Lines containing the word "label" in the data below: say how many, with no other text.

[Source records]
******************************

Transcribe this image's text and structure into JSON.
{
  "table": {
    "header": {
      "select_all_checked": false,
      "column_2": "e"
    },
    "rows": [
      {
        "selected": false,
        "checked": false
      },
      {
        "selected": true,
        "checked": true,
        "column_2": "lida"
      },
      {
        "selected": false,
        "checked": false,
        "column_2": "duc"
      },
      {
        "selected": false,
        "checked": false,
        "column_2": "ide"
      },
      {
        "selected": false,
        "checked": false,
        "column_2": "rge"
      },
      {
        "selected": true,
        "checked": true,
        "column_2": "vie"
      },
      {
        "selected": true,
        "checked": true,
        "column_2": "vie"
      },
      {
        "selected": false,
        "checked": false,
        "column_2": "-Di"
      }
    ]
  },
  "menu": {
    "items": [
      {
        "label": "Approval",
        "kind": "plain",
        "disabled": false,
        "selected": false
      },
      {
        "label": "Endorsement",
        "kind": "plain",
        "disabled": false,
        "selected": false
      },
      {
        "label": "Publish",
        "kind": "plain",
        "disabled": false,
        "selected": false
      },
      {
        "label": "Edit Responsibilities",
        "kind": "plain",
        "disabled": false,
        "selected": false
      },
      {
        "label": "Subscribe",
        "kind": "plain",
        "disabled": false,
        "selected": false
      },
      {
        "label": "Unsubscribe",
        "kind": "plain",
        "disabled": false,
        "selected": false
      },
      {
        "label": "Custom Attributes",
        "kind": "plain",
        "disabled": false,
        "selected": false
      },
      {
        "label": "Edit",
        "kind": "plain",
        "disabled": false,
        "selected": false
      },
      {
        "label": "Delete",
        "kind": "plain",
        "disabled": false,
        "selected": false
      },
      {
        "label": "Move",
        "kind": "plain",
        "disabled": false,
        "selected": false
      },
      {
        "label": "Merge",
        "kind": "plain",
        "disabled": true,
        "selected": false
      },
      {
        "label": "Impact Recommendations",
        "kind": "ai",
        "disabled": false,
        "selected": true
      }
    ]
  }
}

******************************

### Output below:
12